In her last public talk as National Transportation Safety Board chairman on April 21, Deborah Hersman made a final pitch at the National Press Club for child safety restraints in commercial aircraft. The NTSB has been trying to convince the FAA to mandate the equipment for several decades, and Hersman used the 1979 crash of United Airlines Flight 232 in Sioux City, Iowa, to make her point. Although the accident claimed 111 lives, another 185 people on board survived. A number of small children were among the passengers that day.
The Allied Pilots Association (APA) has responded to an October 2 ABC News story in which a passenger questioned an American Airlines captain’s decision to return to Dallas-Fort Worth International Airport (DFW) after declaring an emergency. The passenger suggested that the emergency might simply be another labor jab at American management rather than a true emergency.
If the drop in the number of attendees at last year’s annual NBAA Flight Attendant Conference was a result of economic uncertainty, then perhaps the increase in attendees this year suggests a market recovery.

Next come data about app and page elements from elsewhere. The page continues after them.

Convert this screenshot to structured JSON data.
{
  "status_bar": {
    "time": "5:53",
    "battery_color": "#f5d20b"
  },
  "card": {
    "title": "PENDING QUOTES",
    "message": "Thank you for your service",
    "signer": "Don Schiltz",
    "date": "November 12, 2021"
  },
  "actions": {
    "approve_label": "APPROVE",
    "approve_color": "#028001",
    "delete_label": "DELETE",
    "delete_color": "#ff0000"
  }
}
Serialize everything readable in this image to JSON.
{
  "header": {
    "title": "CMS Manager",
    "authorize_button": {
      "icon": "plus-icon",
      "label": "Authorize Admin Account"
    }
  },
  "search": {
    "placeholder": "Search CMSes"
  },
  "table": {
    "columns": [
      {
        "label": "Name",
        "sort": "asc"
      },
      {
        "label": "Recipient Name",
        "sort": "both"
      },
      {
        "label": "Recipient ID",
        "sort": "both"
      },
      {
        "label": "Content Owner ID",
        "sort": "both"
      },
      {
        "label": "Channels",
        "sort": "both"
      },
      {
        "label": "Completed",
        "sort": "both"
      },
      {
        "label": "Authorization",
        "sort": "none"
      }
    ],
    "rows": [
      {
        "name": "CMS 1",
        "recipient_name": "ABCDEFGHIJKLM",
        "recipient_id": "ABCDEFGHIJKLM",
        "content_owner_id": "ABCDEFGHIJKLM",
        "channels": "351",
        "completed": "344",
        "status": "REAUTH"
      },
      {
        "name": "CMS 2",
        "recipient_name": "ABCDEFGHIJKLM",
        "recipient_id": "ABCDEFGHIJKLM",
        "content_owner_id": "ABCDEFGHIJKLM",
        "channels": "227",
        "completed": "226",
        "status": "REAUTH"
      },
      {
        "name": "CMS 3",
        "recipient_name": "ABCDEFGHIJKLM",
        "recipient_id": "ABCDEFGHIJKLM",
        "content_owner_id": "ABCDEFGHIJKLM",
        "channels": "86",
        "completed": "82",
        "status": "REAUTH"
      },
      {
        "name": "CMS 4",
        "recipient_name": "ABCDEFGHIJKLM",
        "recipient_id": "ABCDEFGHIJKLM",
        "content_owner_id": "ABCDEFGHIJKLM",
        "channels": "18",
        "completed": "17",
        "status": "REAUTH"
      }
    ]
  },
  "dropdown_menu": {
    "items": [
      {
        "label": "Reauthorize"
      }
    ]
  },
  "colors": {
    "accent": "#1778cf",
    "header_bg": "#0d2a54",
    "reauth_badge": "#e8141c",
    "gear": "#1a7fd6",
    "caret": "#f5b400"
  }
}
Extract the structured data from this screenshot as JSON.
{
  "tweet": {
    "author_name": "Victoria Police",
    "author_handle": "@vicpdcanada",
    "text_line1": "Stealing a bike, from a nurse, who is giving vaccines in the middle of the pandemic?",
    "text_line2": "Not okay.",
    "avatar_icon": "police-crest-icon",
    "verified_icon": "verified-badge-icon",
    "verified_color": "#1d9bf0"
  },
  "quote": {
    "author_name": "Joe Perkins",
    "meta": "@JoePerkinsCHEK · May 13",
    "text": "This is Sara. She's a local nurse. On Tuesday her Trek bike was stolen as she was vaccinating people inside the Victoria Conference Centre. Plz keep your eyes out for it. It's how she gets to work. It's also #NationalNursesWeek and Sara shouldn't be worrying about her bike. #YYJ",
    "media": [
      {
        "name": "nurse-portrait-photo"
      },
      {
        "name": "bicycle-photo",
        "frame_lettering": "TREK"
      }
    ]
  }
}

Few would be willing to publicly embrace such a notion, but the fact remains that the 197 attendees at this year’s conference in Philadelphia was a healthy increase over the 149 who turned the stiles last year in Nashville, Tenn.
“One last thing. Delay taking your breath until the water reaches your waist, then follow the procedure the way we briefed,” said Survival Systems training coordinator Bobbi Lytle as we hung by a cable above the water in a big, blue “pretend” aircraft. I was strapped in the front seat with a four-point harness. At the command, “Ditching! Ditching!
In her final speech before the Washington Aero Club last month, former FAA Administrator Marion Blakey chided the airlines for causing most of their own delay problems with flight schedules that “are at times out of line with reality.”
Few things can make or break a flight as thoroughly as catering. Caterers know it, and passengers know it. So do the schedulers and dispatchers who order it and the flight attendants who serve it. That considered, said Brad Thomas, catering director and executive chef at Lindy’s in San Diego, “the goal of everyone is to make the passengers happy.”